TASK INSTRUCTIONS:
Repeat each entry below exactly as it stands.

=-=-=-=-=

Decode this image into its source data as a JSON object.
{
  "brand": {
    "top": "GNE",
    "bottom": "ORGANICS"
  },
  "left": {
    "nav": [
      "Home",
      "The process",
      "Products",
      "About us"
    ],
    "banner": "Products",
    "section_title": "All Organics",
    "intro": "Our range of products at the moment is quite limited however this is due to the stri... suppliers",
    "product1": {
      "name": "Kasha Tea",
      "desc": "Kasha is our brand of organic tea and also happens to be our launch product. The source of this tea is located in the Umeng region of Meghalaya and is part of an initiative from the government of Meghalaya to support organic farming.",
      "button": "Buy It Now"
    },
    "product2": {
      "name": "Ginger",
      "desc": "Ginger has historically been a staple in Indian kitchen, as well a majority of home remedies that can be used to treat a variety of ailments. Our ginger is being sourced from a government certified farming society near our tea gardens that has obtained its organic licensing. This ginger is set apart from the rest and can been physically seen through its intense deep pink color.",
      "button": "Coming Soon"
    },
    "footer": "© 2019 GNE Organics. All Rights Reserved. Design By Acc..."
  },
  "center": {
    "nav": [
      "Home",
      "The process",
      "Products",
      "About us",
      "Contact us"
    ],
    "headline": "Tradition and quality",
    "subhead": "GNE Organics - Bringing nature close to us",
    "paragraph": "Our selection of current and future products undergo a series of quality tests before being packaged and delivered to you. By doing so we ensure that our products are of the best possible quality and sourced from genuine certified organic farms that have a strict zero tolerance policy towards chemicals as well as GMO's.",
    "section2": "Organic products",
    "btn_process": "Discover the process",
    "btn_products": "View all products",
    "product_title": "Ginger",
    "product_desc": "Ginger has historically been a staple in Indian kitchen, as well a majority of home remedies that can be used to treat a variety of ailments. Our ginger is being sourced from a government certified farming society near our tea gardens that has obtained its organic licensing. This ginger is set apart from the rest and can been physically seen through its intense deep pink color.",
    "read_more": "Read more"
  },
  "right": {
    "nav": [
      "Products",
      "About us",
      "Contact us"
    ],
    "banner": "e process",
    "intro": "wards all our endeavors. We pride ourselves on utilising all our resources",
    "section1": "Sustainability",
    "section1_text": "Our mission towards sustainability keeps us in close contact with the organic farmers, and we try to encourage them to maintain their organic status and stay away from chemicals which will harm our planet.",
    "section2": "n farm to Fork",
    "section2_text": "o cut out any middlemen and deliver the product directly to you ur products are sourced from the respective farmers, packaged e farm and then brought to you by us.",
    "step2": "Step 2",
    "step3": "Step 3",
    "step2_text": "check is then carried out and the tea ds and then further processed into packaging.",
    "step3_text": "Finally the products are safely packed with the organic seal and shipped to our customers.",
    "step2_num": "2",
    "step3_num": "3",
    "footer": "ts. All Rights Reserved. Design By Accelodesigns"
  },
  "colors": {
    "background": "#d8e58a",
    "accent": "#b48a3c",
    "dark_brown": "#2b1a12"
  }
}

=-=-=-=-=

REPLY TO THE EXERCISE:
Decode this image into its source data as a JSON object.
{
  "brand": {
    "top": "GNE",
    "bottom": "ORGANICS"
  },
  "left": {
    "nav": [
      "Home",
      "The process",
      "Products",
      "About us"
    ],
    "banner": "Products",
    "section_title": "All Organics",
    "intro": "Our range of products at the moment is quite limited however this is due to the stri... suppliers",
    "product1": {
      "name": "Kasha Tea",
      "desc": "Kasha is our brand of organic tea and also happens to be our launch product. The source of this tea is located in the Umeng region of Meghalaya and is part of an initiative from the government of Meghalaya to support organic farming.",
      "button": "Buy It Now"
    },
    "product2": {
      "name": "Ginger",
      "desc": "Ginger has historically been a staple in Indian kitchen, as well a majority of home remedies that can be used to treat a variety of ailments. Our ginger is being sourced from a government certified farming society near our tea gardens that has obtained its organic licensing. This ginger is set apart from the rest and can been physically seen through its intense deep pink color.",
      "button": "Coming Soon"
    },
    "footer": "© 2019 GNE Organics. All Rights Reserved. Design By Acc..."
  },
  "center": {
    "nav": [
      "Home",
      "The process",
      "Products",
      "About us",
      "Contact us"
    ],
    "headline": "Tradition and quality",
    "subhead": "GNE Organics - Bringing nature close to us",
    "paragraph": "Our selection of current and future products undergo a series of quality tests before being packaged and delivered to you. By doing so we ensure that our products are of the best possible quality and sourced from genuine certified organic farms that have a strict zero tolerance policy towards chemicals as well as GMO's.",
    "section2": "Organic products",
    "btn_process": "Discover the process",
    "btn_products": "View all products",
    "product_title": "Ginger",
    "product_desc": "Ginger has historically been a staple in Indian kitchen, as well a majority of home remedies that can be used to treat a variety of ailments. Our ginger is being sourced from a government certified farming society near our tea gardens that has obtained its organic licensing. This ginger is set apart from the rest and can been physically seen through its intense deep pink color.",
    "read_more": "Read more"
  },
  "right": {
    "nav": [
      "Products",
      "About us",
      "Contact us"
    ],
    "banner": "e process",
    "intro": "wards all our endeavors. We pride ourselves on utilising all our resources",
    "section1": "Sustainability",
    "section1_text": "Our mission towards sustainability keeps us in close contact with the organic farmers, and we try to encourage them to maintain their organic status and stay away from chemicals which will harm our planet.",
    "section2": "n farm to Fork",
    "section2_text": "o cut out any middlemen and deliver the product directly to you ur products are sourced from the respective farmers, packaged e farm and then brought to you by us.",
    "step2": "Step 2",
    "step3": "Step 3",
    "step2_text": "check is then carried out and the tea ds and then further processed into packaging.",
    "step3_text": "Finally the products are safely packed with the organic seal and shipped to our customers.",
    "step2_num": "2",
    "step3_num": "3",
    "footer": "ts. All Rights Reserved. Design By Accelodesigns"
  },
  "colors": {
    "background": "#d8e58a",
    "accent": "#b48a3c",
    "dark_brown": "#2b1a12"
  }
}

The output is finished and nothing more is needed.